* THE PROBLEM *
Go through the entries below and say how many lines hold the word "message". Nothing else is needed.

* RECORDS TO USE *
★ ★ ★ ★
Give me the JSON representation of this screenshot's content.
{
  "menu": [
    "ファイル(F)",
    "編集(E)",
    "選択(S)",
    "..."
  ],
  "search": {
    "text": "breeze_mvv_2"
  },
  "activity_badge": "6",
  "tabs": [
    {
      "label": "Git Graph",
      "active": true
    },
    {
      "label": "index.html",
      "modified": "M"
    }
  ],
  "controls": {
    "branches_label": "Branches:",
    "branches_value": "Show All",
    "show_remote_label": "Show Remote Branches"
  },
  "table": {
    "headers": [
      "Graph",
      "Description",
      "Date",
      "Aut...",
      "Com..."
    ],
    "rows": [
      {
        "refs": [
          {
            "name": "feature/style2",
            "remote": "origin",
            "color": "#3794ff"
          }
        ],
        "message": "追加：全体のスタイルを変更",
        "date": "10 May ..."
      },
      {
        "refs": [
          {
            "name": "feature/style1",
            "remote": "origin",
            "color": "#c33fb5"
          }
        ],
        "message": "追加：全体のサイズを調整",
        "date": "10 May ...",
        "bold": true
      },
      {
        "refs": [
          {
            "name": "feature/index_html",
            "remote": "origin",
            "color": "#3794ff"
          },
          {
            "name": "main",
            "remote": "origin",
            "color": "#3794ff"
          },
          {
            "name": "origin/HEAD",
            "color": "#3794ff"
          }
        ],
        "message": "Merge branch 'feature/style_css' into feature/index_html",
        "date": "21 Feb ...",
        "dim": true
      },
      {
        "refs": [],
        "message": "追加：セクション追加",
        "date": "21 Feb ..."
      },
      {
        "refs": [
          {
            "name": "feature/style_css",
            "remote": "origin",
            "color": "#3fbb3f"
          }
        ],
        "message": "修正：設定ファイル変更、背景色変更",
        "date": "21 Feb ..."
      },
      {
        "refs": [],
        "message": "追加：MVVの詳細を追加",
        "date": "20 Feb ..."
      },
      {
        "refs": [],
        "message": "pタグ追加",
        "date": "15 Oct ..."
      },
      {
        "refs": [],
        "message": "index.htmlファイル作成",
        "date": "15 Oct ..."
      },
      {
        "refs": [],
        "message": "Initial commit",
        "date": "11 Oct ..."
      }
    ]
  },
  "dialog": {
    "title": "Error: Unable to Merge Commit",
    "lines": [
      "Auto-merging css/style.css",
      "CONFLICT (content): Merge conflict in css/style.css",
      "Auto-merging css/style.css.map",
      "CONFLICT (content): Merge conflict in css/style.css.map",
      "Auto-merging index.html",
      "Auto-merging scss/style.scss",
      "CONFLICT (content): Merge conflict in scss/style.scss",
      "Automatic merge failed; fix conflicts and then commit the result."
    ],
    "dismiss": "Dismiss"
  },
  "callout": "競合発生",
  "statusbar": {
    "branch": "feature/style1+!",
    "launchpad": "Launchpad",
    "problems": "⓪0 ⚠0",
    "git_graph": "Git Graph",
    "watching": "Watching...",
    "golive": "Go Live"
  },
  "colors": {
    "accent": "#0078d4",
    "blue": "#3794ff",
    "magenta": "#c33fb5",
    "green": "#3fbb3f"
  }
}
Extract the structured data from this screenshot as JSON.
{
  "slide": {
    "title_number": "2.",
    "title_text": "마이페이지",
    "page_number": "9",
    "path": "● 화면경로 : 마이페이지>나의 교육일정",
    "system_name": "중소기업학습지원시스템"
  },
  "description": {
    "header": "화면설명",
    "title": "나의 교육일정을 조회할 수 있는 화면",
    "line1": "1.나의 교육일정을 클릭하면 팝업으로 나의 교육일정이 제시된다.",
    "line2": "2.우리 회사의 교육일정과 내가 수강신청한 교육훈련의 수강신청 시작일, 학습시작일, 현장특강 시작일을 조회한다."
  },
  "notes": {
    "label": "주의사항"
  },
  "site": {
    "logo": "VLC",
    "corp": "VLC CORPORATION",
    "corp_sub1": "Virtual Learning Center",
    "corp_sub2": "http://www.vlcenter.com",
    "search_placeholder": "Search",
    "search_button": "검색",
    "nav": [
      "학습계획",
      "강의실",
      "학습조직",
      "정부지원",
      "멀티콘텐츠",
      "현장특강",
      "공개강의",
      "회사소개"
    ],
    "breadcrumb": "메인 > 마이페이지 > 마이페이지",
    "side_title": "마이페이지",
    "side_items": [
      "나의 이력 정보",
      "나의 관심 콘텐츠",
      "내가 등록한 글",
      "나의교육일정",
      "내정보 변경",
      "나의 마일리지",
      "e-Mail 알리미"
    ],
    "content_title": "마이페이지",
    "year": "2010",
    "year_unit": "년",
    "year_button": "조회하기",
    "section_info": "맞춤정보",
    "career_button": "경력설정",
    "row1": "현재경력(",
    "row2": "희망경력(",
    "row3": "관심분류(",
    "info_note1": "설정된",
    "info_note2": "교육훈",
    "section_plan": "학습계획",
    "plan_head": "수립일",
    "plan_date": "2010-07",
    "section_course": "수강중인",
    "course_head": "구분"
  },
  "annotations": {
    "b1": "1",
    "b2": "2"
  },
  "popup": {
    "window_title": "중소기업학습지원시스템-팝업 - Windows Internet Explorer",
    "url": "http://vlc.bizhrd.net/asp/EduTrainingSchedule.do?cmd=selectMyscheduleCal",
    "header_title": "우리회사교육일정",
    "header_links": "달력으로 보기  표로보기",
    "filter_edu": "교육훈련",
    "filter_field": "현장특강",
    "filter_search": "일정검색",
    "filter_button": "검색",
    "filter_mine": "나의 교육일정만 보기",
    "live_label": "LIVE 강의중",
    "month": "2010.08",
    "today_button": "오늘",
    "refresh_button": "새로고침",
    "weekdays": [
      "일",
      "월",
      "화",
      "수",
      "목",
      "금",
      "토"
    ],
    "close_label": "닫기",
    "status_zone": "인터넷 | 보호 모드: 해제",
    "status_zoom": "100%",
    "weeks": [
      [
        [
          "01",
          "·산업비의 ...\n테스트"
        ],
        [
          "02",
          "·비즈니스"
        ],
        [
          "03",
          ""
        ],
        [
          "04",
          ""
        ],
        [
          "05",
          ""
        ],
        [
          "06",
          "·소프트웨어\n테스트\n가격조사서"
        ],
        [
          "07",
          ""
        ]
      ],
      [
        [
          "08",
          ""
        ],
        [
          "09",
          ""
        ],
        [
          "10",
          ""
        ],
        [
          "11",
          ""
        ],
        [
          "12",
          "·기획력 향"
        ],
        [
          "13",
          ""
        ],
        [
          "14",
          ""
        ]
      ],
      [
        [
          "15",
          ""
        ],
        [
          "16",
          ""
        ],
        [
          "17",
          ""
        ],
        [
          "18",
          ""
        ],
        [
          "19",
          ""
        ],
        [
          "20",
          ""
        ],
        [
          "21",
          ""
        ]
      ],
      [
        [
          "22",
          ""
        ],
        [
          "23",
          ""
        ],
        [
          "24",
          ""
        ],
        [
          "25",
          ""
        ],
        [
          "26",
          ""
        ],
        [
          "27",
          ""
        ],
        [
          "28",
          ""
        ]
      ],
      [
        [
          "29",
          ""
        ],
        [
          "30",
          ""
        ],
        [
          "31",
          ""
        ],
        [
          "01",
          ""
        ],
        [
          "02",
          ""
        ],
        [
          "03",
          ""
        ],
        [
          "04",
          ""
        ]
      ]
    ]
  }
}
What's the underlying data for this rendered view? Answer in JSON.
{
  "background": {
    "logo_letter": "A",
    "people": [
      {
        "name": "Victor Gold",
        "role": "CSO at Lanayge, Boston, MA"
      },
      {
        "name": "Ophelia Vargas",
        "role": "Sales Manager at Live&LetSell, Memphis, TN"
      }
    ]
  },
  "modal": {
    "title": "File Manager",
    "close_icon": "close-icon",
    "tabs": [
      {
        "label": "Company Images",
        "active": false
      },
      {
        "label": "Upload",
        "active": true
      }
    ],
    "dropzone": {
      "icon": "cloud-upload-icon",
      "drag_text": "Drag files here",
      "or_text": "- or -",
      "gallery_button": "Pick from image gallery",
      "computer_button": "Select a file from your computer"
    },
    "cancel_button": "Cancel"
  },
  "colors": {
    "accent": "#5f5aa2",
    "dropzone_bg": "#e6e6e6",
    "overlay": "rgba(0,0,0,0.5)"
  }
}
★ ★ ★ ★
* THE ANSWER *
9